Upbeat carnival music – not creepy sounding, which possibly makes it even creepier – as a woman with a pearl necklace (Alida Valli of The Third Man, schoolmistress of Suspiria) furtively dumps a trenchcoated faceless body (movie always fades out quickly after showing us anything faceless) into the river. She works for surgeon Pierre Brasseur (the actor Lemaitre in Children of Paradise), who saved her face from disfigurement and hopes to completely recreate a face for his even-more-disfigured daughter Edith Scob, who spends most of the movie behind an uncanny featureless mask, as recently spotted at the end of Holy Motors.
In her full-faced years, Edith dated a handsome young doctor with plastic hair (Francois Guerin of The Aristocrats), who suspects she is still alive and involves a heavy-set inspector (Alexandre Rignault of La Chienne and Mon Oncle d’Amerique) in the case. I get the young doctor confused with a young cop (Claude Brasseur, Pierre’s son, of The Elusive Corporal), but neither of them ultimately matters.

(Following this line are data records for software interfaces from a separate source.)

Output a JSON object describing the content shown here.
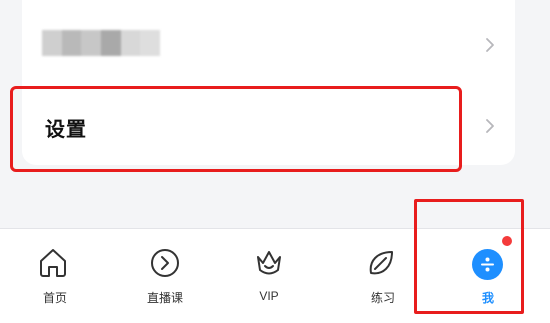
{
  "menu": {
    "blurred_item": {
      "swatches": [
        "#cfcfcf",
        "#b9b9b9",
        "#c7c7c7",
        "#a9a9a9",
        "#d8d8d8",
        "#dedede"
      ]
    },
    "settings_item": {
      "label": "设置"
    }
  },
  "tabbar": {
    "tabs": [
      {
        "label": "首页",
        "icon": "home-icon"
      },
      {
        "label": "直播课",
        "icon": "play-circle-icon"
      },
      {
        "label": "VIP",
        "icon": "crown-icon"
      },
      {
        "label": "练习",
        "icon": "leaf-icon"
      },
      {
        "label": "我",
        "icon": "profile-icon",
        "active": true,
        "badge": true
      }
    ]
  },
  "colors": {
    "accent": "#1e8fff",
    "highlight": "#e81d1d",
    "badge": "#f43b3b"
  }
}
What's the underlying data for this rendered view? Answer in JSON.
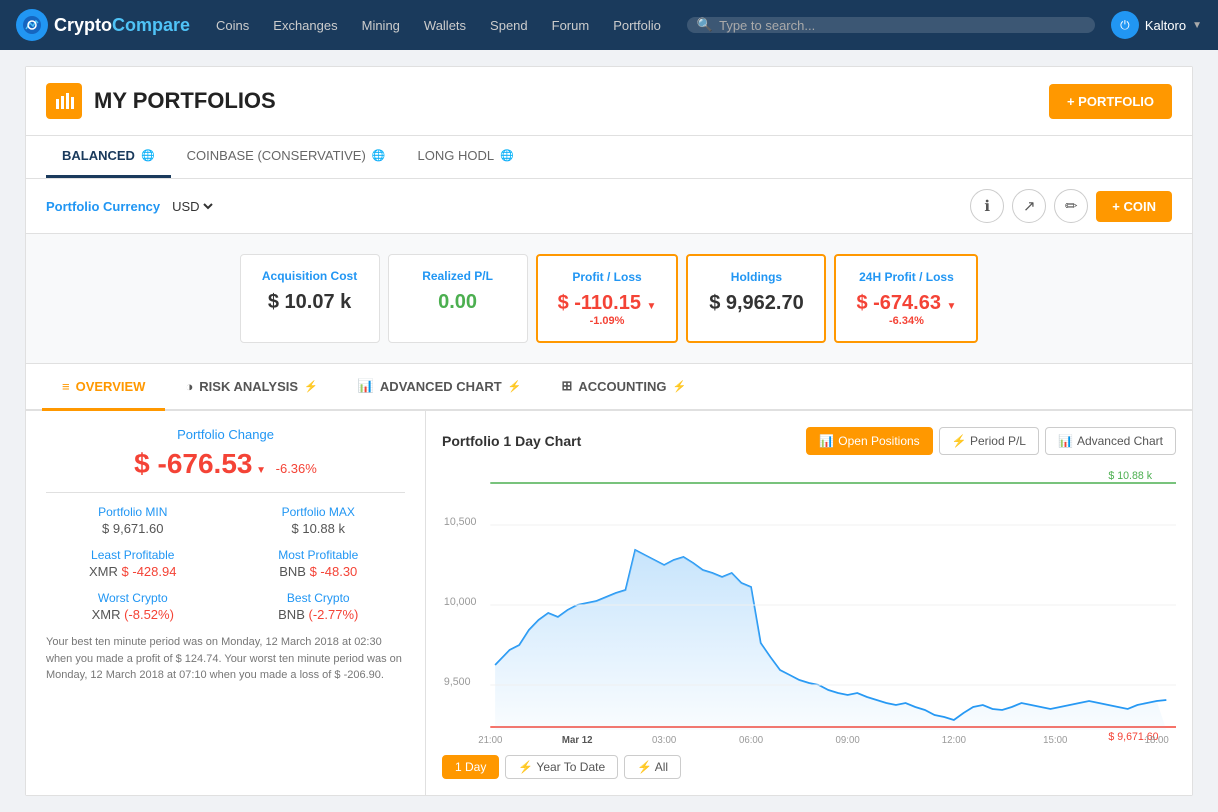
{
  "nav": {
    "logo_crypto": "Crypto",
    "logo_compare": "Compare",
    "logo_icon": "📊",
    "items": [
      "Coins",
      "Exchanges",
      "Mining",
      "Wallets",
      "Spend",
      "Forum",
      "Portfolio"
    ],
    "search_placeholder": "Type to search...",
    "user": "Kaltoro"
  },
  "page": {
    "title": "MY PORTFOLIOS",
    "add_portfolio_btn": "+ PORTFOLIO"
  },
  "portfolio_tabs": [
    {
      "label": "BALANCED",
      "active": true
    },
    {
      "label": "COINBASE (CONSERVATIVE)",
      "active": false
    },
    {
      "label": "LONG HODL",
      "active": false
    }
  ],
  "controls": {
    "currency_label": "Portfolio Currency",
    "currency_value": "USD",
    "add_coin_btn": "+ COIN"
  },
  "stats": [
    {
      "label": "Acquisition Cost",
      "value": "$ 10.07 k",
      "class": "normal"
    },
    {
      "label": "Realized P/L",
      "value": "0.00",
      "class": "green"
    },
    {
      "label": "Profit / Loss",
      "value": "$ -110.15",
      "sub": "-1.09%",
      "class": "red",
      "highlight": true
    },
    {
      "label": "Holdings",
      "value": "$ 9,962.70",
      "class": "normal",
      "highlight": true
    },
    {
      "label": "24H Profit / Loss",
      "value": "$ -674.63",
      "sub": "-6.34%",
      "class": "red",
      "highlight": true
    }
  ],
  "main_tabs": [
    {
      "label": "OVERVIEW",
      "icon": "≡",
      "active": true
    },
    {
      "label": "RISK ANALYSIS",
      "icon": "◑",
      "bolt": true
    },
    {
      "label": "ADVANCED CHART",
      "icon": "📊",
      "bolt": true
    },
    {
      "label": "ACCOUNTING",
      "icon": "⊞",
      "bolt": true
    }
  ],
  "overview": {
    "change_title": "Portfolio Change",
    "change_value": "$ -676.53",
    "change_pct": "-6.36%",
    "portfolio_min_label": "Portfolio MIN",
    "portfolio_min_value": "$ 9,671.60",
    "portfolio_max_label": "Portfolio MAX",
    "portfolio_max_value": "$ 10.88 k",
    "least_profitable_label": "Least Profitable",
    "least_profitable_coin": "XMR",
    "least_profitable_value": "$ -428.94",
    "most_profitable_label": "Most Profitable",
    "most_profitable_coin": "BNB",
    "most_profitable_value": "$ -48.30",
    "worst_crypto_label": "Worst Crypto",
    "worst_crypto_coin": "XMR",
    "worst_crypto_pct": "(-8.52%)",
    "best_crypto_label": "Best Crypto",
    "best_crypto_coin": "BNB",
    "best_crypto_pct": "(-2.77%)",
    "info_text": "Your best ten minute period was on Monday, 12 March 2018 at 02:30 when you made a profit of $ 124.74. Your worst ten minute period was on Monday, 12 March 2018 at 07:10 when you made a loss of $ -206.90."
  },
  "chart": {
    "title": "Portfolio 1 Day Chart",
    "btn_open_positions": "Open Positions",
    "btn_period_pl": "⚡ Period P/L",
    "btn_advanced_chart": "Advanced Chart",
    "max_label": "$ 10.88 k",
    "min_label": "$ 9,671.60",
    "time_labels": [
      "21:00",
      "Mar 12",
      "03:00",
      "06:00",
      "09:00",
      "12:00",
      "15:00",
      "18:00"
    ],
    "y_labels": [
      "10,500",
      "10,000",
      "9,500"
    ],
    "time_buttons": [
      "1 Day",
      "⚡ Year To Date",
      "⚡ All"
    ]
  }
}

L-R: elder Brasseur, elder cop, young doctor, young Brasseur/cop:
Paulette having her treatment:
The very reasonable-acting mad doctor kidnaps more girls, attempting to graft their faces onto his daughter’s to only temporary avail – first Edna (Juliette Mayniel of Chabrol’s Les Cousins), who escapes into the main house then suicides when she sees herself in a mirror, then police-plant Paulette (Beatrice Altariba, Cosette in the Jean Gabin Les Miserables). Faceless Edith, hidden away in her room with no entertainment except her own funeral program, finally loses her patience, frees Paulette, stabs the pearl-choker assistant in the throat and sets the lab dogs loose on her dad, then wanders outside, a walking statue surrounded by doves.
Franju made after Head Against the Wall, assisted by Claude Sautet (a noted director in the 1970’s). Cinematographer Eugen Schufftan had shot People On Sunday, worked with GW Pabst, Max Ophuls, Rene Clair and Edgar Ulmer. A quiet movie but for the judicious, counterintuitive use of upbeat music.